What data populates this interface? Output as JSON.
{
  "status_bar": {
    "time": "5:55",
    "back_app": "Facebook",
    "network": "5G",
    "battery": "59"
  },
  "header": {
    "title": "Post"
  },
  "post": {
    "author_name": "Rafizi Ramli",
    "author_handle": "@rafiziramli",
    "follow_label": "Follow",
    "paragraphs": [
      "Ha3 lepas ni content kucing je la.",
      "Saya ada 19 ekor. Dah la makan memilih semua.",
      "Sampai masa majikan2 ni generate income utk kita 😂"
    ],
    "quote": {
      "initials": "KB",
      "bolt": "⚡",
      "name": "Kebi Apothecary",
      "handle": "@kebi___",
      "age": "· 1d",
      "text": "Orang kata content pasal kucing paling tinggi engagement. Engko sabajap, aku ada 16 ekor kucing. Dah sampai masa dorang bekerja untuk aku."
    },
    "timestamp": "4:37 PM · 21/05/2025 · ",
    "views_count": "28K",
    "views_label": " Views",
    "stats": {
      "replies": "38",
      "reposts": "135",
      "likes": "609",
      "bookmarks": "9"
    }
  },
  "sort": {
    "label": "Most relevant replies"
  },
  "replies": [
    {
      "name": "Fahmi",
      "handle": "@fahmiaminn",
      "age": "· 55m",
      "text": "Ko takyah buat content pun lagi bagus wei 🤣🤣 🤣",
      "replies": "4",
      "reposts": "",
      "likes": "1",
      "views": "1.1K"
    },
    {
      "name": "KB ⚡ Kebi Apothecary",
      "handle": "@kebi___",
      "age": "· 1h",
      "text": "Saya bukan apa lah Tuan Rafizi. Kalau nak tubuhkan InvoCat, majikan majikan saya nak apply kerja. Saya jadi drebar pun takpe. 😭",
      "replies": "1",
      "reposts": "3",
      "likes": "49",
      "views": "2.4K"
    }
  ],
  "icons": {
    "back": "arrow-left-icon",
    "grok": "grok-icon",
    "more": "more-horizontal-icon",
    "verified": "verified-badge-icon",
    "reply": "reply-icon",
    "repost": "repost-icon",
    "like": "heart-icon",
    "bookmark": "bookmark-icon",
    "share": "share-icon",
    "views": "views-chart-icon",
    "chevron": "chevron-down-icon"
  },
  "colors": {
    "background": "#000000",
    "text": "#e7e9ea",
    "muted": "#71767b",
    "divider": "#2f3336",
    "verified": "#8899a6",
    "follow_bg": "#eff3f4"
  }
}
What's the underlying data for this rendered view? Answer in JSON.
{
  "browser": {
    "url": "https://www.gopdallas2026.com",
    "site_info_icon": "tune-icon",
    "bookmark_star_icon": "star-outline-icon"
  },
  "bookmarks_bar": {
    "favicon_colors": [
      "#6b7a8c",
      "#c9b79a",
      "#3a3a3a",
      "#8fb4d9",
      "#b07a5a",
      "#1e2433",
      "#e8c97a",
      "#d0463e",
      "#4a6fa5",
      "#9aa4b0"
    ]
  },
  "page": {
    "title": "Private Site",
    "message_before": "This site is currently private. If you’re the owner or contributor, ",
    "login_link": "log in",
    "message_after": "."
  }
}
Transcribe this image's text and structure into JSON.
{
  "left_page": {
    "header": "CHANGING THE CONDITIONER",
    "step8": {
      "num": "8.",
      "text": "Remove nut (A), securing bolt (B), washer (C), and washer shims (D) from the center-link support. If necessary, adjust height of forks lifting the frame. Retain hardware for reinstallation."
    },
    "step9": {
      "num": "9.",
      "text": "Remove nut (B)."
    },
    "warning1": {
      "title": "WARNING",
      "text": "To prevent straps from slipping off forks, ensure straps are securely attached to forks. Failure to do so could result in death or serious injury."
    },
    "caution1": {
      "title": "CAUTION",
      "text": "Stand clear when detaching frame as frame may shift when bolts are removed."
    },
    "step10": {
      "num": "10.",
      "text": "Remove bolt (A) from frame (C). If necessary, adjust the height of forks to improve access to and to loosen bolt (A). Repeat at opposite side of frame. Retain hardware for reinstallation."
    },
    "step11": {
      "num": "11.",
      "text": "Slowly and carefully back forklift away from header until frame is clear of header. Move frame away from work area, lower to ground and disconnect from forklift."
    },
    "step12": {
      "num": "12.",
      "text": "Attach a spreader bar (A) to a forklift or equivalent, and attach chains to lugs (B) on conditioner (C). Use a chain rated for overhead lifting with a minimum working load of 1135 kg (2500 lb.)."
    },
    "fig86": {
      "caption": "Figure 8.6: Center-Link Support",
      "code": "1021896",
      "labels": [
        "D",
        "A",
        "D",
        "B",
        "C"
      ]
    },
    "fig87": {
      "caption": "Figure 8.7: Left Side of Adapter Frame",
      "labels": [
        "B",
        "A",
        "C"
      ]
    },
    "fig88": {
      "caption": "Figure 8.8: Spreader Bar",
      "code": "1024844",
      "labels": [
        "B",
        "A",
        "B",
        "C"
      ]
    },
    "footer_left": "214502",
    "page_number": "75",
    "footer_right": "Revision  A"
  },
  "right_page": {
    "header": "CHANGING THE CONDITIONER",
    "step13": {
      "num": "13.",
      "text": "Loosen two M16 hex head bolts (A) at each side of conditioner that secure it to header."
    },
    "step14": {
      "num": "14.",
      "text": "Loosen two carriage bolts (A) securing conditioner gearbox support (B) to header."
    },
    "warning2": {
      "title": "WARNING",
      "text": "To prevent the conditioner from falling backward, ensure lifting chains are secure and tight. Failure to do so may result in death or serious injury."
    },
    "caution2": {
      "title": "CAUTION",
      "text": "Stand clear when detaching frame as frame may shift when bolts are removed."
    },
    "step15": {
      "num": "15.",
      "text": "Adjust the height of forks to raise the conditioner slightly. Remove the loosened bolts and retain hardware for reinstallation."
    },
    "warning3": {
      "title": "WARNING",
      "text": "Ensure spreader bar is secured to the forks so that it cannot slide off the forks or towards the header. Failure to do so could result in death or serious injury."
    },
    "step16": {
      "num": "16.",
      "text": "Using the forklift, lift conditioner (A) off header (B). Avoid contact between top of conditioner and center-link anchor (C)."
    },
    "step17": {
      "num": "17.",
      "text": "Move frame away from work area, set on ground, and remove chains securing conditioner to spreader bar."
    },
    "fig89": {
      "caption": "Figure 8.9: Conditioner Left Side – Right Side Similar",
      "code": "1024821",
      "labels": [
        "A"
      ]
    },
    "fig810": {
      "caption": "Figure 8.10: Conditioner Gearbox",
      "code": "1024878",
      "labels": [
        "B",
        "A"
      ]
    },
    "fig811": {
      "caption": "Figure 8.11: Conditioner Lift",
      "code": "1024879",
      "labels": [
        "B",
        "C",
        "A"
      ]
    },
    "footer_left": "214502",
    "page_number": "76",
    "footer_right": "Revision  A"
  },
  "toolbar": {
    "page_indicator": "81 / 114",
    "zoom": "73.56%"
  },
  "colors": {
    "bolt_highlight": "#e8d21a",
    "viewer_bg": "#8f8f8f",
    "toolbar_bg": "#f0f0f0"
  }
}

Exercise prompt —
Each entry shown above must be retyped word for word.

Reply —
What data populates this interface? Output as JSON.
{
  "status_bar": {
    "time": "5:55",
    "back_app": "Facebook",
    "network": "5G",
    "battery": "59"
  },
  "header": {
    "title": "Post"
  },
  "post": {
    "author_name": "Rafizi Ramli",
    "author_handle": "@rafiziramli",
    "follow_label": "Follow",
    "paragraphs": [
      "Ha3 lepas ni content kucing je la.",
      "Saya ada 19 ekor. Dah la makan memilih semua.",
      "Sampai masa majikan2 ni generate income utk kita 😂"
    ],
    "quote": {
      "initials": "KB",
      "bolt": "⚡",
      "name": "Kebi Apothecary",
      "handle": "@kebi___",
      "age": "· 1d",
      "text": "Orang kata content pasal kucing paling tinggi engagement. Engko sabajap, aku ada 16 ekor kucing. Dah sampai masa dorang bekerja untuk aku."
    },
    "timestamp": "4:37 PM · 21/05/2025 · ",
    "views_count": "28K",
    "views_label": " Views",
    "stats": {
      "replies": "38",
      "reposts": "135",
      "likes": "609",
      "bookmarks": "9"
    }
  },
  "sort": {
    "label": "Most relevant replies"
  },
  "replies": [
    {
      "name": "Fahmi",
      "handle": "@fahmiaminn",
      "age": "· 55m",
      "text": "Ko takyah buat content pun lagi bagus wei 🤣🤣 🤣",
      "replies": "4",
      "reposts": "",
      "likes": "1",
      "views": "1.1K"
    },
    {
      "name": "KB ⚡ Kebi Apothecary",
      "handle": "@kebi___",
      "age": "· 1h",
      "text": "Saya bukan apa lah Tuan Rafizi. Kalau nak tubuhkan InvoCat, majikan majikan saya nak apply kerja. Saya jadi drebar pun takpe. 😭",
      "replies": "1",
      "reposts": "3",
      "likes": "49",
      "views": "2.4K"
    }
  ],
  "icons": {
    "back": "arrow-left-icon",
    "grok": "grok-icon",
    "more": "more-horizontal-icon",
    "verified": "verified-badge-icon",
    "reply": "reply-icon",
    "repost": "repost-icon",
    "like": "heart-icon",
    "bookmark": "bookmark-icon",
    "share": "share-icon",
    "views": "views-chart-icon",
    "chevron": "chevron-down-icon"
  },
  "colors": {
    "background": "#000000",
    "text": "#e7e9ea",
    "muted": "#71767b",
    "divider": "#2f3336",
    "verified": "#8899a6",
    "follow_bg": "#eff3f4"
  }
}
What's the underlying data for this rendered view? Answer in JSON.
{
  "browser": {
    "url": "https://www.gopdallas2026.com",
    "site_info_icon": "tune-icon",
    "bookmark_star_icon": "star-outline-icon"
  },
  "bookmarks_bar": {
    "favicon_colors": [
      "#6b7a8c",
      "#c9b79a",
      "#3a3a3a",
      "#8fb4d9",
      "#b07a5a",
      "#1e2433",
      "#e8c97a",
      "#d0463e",
      "#4a6fa5",
      "#9aa4b0"
    ]
  },
  "page": {
    "title": "Private Site",
    "message_before": "This site is currently private. If you’re the owner or contributor, ",
    "login_link": "log in",
    "message_after": "."
  }
}
Transcribe this image's text and structure into JSON.
{
  "left_page": {
    "header": "CHANGING THE CONDITIONER",
    "step8": {
      "num": "8.",
      "text": "Remove nut (A), securing bolt (B), washer (C), and washer shims (D) from the center-link support. If necessary, adjust height of forks lifting the frame. Retain hardware for reinstallation."
    },
    "step9": {
      "num": "9.",
      "text": "Remove nut (B)."
    },
    "warning1": {
      "title": "WARNING",
      "text": "To prevent straps from slipping off forks, ensure straps are securely attached to forks. Failure to do so could result in death or serious injury."
    },
    "caution1": {
      "title": "CAUTION",
      "text": "Stand clear when detaching frame as frame may shift when bolts are removed."
    },
    "step10": {
      "num": "10.",
      "text": "Remove bolt (A) from frame (C). If necessary, adjust the height of forks to improve access to and to loosen bolt (A). Repeat at opposite side of frame. Retain hardware for reinstallation."
    },
    "step11": {
      "num": "11.",
      "text": "Slowly and carefully back forklift away from header until frame is clear of header. Move frame away from work area, lower to ground and disconnect from forklift."
    },
    "step12": {
      "num": "12.",
      "text": "Attach a spreader bar (A) to a forklift or equivalent, and attach chains to lugs (B) on conditioner (C). Use a chain rated for overhead lifting with a minimum working load of 1135 kg (2500 lb.)."
    },
    "fig86": {
      "caption": "Figure 8.6: Center-Link Support",
      "code": "1021896",
      "labels": [
        "D",
        "A",
        "D",
        "B",
        "C"
      ]
    },
    "fig87": {
      "caption": "Figure 8.7: Left Side of Adapter Frame",
      "labels": [
        "B",
        "A",
        "C"
      ]
    },
    "fig88": {
      "caption": "Figure 8.8: Spreader Bar",
      "code": "1024844",
      "labels": [
        "B",
        "A",
        "B",
        "C"
      ]
    },
    "footer_left": "214502",
    "page_number": "75",
    "footer_right": "Revision  A"
  },
  "right_page": {
    "header": "CHANGING THE CONDITIONER",
    "step13": {
      "num": "13.",
      "text": "Loosen two M16 hex head bolts (A) at each side of conditioner that secure it to header."
    },
    "step14": {
      "num": "14.",
      "text": "Loosen two carriage bolts (A) securing conditioner gearbox support (B) to header."
    },
    "warning2": {
      "title": "WARNING",
      "text": "To prevent the conditioner from falling backward, ensure lifting chains are secure and tight. Failure to do so may result in death or serious injury."
    },
    "caution2": {
      "title": "CAUTION",
      "text": "Stand clear when detaching frame as frame may shift when bolts are removed."
    },
    "step15": {
      "num": "15.",
      "text": "Adjust the height of forks to raise the conditioner slightly. Remove the loosened bolts and retain hardware for reinstallation."
    },
    "warning3": {
      "title": "WARNING",
      "text": "Ensure spreader bar is secured to the forks so that it cannot slide off the forks or towards the header. Failure to do so could result in death or serious injury."
    },
    "step16": {
      "num": "16.",
      "text": "Using the forklift, lift conditioner (A) off header (B). Avoid contact between top of conditioner and center-link anchor (C)."
    },
    "step17": {
      "num": "17.",
      "text": "Move frame away from work area, set on ground, and remove chains securing conditioner to spreader bar."
    },
    "fig89": {
      "caption": "Figure 8.9: Conditioner Left Side – Right Side Similar",
      "code": "1024821",
      "labels": [
        "A"
      ]
    },
    "fig810": {
      "caption": "Figure 8.10: Conditioner Gearbox",
      "code": "1024878",
      "labels": [
        "B",
        "A"
      ]
    },
    "fig811": {
      "caption": "Figure 8.11: Conditioner Lift",
      "code": "1024879",
      "labels": [
        "B",
        "C",
        "A"
      ]
    },
    "footer_left": "214502",
    "page_number": "76",
    "footer_right": "Revision  A"
  },
  "toolbar": {
    "page_indicator": "81 / 114",
    "zoom": "73.56%"
  },
  "colors": {
    "bolt_highlight": "#e8d21a",
    "viewer_bg": "#8f8f8f",
    "toolbar_bg": "#f0f0f0"
  }
}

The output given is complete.